▸ **PROBLEM STATEMENT**
Find the lines below that contain the string "Rediger". Copy each one.

####################

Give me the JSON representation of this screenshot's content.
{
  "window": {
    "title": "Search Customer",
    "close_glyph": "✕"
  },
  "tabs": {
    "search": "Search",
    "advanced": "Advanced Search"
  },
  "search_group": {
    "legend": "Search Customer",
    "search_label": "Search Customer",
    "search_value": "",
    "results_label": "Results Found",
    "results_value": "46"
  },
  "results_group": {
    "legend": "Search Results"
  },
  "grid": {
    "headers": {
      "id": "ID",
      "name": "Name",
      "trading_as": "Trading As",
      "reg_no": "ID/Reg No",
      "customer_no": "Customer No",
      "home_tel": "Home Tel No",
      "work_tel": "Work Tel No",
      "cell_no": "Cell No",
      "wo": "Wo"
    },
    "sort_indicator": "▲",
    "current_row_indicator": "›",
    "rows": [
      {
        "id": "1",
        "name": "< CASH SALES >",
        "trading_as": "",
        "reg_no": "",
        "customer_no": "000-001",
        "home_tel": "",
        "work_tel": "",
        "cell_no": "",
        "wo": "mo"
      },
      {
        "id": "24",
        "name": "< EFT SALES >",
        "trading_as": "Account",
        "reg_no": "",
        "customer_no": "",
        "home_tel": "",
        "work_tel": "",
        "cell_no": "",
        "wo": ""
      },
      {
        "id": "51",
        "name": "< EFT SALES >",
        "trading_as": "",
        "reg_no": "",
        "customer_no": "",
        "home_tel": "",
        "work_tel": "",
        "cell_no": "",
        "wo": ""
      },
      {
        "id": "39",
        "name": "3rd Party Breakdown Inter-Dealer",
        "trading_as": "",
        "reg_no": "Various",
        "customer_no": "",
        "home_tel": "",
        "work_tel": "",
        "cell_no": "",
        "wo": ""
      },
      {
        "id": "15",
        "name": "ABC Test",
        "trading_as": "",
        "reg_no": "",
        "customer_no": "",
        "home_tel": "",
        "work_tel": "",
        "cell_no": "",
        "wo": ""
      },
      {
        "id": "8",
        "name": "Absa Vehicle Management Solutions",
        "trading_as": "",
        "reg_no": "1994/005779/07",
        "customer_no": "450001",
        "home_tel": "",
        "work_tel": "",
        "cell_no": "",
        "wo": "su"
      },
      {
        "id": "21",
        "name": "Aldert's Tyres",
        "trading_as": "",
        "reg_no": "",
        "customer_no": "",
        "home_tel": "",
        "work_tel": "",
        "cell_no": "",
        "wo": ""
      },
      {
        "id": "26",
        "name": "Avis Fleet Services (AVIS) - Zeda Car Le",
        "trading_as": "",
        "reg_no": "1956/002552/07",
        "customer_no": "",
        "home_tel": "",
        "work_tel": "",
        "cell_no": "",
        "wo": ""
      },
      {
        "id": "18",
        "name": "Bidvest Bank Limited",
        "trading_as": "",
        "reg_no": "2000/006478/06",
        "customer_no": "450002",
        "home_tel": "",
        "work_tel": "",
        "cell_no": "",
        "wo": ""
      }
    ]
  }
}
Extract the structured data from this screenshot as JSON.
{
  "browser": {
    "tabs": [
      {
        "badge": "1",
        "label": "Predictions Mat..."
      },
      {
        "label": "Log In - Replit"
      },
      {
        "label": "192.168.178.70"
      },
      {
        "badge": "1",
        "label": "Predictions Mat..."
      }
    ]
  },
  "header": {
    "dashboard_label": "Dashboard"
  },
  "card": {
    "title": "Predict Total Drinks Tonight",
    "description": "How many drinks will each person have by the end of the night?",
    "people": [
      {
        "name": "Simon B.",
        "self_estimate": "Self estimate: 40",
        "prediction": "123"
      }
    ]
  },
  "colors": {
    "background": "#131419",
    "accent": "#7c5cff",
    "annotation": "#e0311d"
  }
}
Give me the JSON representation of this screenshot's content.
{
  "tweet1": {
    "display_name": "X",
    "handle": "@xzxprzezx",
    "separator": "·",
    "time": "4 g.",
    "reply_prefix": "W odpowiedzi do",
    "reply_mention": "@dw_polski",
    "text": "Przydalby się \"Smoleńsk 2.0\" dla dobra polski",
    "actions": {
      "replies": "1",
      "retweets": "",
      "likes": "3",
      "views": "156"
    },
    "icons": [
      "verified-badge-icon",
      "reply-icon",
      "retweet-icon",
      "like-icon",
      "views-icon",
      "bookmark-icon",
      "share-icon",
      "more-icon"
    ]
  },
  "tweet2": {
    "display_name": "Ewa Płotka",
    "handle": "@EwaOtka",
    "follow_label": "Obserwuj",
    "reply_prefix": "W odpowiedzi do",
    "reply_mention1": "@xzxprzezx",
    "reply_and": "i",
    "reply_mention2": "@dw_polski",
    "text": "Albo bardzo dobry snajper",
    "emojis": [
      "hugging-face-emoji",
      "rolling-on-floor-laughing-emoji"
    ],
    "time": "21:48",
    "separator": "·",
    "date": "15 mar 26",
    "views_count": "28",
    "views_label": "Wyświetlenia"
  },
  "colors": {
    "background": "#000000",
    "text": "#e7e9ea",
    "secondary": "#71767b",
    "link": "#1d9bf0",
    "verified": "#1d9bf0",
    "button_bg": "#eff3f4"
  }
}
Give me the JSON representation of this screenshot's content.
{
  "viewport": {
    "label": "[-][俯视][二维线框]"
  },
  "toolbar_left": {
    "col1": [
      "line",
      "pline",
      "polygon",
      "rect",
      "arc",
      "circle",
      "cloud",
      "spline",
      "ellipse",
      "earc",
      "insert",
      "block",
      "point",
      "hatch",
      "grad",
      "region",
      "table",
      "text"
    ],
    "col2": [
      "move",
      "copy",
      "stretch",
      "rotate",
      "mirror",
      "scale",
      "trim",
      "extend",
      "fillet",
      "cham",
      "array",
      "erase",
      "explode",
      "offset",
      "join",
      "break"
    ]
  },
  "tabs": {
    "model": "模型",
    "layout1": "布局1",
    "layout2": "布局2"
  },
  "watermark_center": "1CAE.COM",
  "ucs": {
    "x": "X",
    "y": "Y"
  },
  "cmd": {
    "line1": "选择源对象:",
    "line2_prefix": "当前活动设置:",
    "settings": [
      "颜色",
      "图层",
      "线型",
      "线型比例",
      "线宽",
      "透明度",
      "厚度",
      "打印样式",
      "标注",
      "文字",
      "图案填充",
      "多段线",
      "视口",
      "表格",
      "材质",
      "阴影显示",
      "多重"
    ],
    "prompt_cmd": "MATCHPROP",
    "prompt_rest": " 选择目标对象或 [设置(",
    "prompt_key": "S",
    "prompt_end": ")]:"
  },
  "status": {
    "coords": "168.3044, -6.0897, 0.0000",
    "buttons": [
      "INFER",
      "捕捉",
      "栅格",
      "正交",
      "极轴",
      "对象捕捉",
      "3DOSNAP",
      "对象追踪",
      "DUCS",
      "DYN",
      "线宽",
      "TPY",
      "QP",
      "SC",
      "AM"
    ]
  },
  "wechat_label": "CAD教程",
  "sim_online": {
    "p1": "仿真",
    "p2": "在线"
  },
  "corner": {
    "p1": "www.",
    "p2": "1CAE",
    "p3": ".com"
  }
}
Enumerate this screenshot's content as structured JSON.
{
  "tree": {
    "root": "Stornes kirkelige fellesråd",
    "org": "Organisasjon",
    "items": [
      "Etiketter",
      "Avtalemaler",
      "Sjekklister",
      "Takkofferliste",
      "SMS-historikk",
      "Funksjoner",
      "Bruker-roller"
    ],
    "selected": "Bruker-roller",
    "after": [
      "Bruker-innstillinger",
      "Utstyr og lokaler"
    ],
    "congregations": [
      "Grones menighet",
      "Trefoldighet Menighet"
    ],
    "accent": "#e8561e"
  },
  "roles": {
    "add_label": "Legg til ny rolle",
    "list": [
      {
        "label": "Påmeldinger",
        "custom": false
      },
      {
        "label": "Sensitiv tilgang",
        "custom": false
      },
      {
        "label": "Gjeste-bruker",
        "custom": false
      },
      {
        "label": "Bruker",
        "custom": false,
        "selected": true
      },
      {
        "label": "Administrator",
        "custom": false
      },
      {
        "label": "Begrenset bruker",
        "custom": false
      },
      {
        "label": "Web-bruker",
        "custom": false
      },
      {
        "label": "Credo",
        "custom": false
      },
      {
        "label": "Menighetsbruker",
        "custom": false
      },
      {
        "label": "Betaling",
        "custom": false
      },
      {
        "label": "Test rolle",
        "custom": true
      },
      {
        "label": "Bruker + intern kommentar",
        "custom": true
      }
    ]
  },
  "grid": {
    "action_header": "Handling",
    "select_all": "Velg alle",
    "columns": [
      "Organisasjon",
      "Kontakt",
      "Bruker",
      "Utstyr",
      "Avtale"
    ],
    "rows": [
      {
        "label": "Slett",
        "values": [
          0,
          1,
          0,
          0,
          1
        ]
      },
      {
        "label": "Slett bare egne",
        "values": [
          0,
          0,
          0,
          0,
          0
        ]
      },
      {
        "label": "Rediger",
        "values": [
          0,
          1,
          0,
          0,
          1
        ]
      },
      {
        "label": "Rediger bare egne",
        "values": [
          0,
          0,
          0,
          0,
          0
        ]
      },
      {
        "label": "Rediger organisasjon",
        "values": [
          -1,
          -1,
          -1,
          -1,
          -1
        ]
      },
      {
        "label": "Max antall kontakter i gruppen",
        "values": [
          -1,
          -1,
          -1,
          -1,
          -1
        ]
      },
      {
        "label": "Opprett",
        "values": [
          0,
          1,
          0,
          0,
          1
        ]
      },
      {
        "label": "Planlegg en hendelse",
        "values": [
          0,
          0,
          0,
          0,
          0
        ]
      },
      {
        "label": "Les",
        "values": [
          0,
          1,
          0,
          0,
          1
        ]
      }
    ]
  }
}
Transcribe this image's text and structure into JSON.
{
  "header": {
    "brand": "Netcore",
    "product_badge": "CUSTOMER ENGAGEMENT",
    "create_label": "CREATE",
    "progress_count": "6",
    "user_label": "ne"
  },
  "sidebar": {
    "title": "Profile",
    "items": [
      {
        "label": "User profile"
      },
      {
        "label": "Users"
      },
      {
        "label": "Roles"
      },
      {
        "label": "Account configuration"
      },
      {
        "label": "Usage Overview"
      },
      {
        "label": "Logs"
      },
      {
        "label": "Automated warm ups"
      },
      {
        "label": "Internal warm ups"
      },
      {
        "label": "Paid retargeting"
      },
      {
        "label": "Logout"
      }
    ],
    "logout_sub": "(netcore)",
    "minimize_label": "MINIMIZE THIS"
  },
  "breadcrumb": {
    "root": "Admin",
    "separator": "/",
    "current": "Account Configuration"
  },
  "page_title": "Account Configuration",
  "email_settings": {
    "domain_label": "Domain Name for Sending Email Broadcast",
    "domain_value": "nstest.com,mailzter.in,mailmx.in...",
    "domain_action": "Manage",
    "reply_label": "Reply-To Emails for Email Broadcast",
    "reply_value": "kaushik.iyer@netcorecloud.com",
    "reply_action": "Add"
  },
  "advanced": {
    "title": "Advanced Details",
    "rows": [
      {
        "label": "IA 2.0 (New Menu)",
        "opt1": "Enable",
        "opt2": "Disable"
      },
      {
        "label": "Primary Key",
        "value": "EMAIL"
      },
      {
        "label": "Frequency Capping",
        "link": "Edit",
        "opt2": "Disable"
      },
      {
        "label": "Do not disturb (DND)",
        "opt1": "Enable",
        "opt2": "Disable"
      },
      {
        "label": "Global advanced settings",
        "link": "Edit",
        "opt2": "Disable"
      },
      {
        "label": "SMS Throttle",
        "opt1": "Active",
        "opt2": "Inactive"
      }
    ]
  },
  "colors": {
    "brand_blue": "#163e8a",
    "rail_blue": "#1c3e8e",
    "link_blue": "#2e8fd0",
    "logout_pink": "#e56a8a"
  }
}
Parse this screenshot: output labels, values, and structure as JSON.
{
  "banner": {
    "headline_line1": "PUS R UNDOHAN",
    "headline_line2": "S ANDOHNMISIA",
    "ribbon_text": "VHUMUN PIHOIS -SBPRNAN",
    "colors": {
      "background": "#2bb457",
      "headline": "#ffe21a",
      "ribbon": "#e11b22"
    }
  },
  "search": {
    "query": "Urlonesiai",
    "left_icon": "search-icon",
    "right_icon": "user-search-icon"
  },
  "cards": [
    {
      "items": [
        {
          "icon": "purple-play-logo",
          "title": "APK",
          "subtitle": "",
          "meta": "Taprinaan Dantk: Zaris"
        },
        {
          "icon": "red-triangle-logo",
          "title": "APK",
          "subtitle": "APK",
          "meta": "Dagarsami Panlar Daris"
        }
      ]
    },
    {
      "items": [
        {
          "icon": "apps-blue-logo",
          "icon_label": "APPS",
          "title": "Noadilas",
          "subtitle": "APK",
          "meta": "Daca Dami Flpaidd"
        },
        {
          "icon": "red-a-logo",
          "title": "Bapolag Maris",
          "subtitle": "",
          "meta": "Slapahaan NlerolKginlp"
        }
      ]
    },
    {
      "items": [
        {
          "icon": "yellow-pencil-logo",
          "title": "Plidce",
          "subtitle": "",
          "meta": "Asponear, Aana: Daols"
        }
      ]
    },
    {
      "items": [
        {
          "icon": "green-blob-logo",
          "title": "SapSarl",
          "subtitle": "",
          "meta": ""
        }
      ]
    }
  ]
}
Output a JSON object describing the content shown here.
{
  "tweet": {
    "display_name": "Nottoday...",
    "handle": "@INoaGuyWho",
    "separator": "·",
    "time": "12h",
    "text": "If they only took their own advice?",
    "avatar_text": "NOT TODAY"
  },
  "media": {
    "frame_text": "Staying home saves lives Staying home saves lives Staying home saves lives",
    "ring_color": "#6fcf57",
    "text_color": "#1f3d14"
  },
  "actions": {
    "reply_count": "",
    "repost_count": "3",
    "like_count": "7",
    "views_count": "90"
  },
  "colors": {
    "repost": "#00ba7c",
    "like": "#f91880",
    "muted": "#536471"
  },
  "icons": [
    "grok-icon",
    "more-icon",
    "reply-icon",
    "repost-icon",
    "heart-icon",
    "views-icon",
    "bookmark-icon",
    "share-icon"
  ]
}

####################

▸ **SOLVED EXERCISE**
        "label": "Rediger",
        "label": "Rediger bare egne",
        "label": "Rediger organisasjon",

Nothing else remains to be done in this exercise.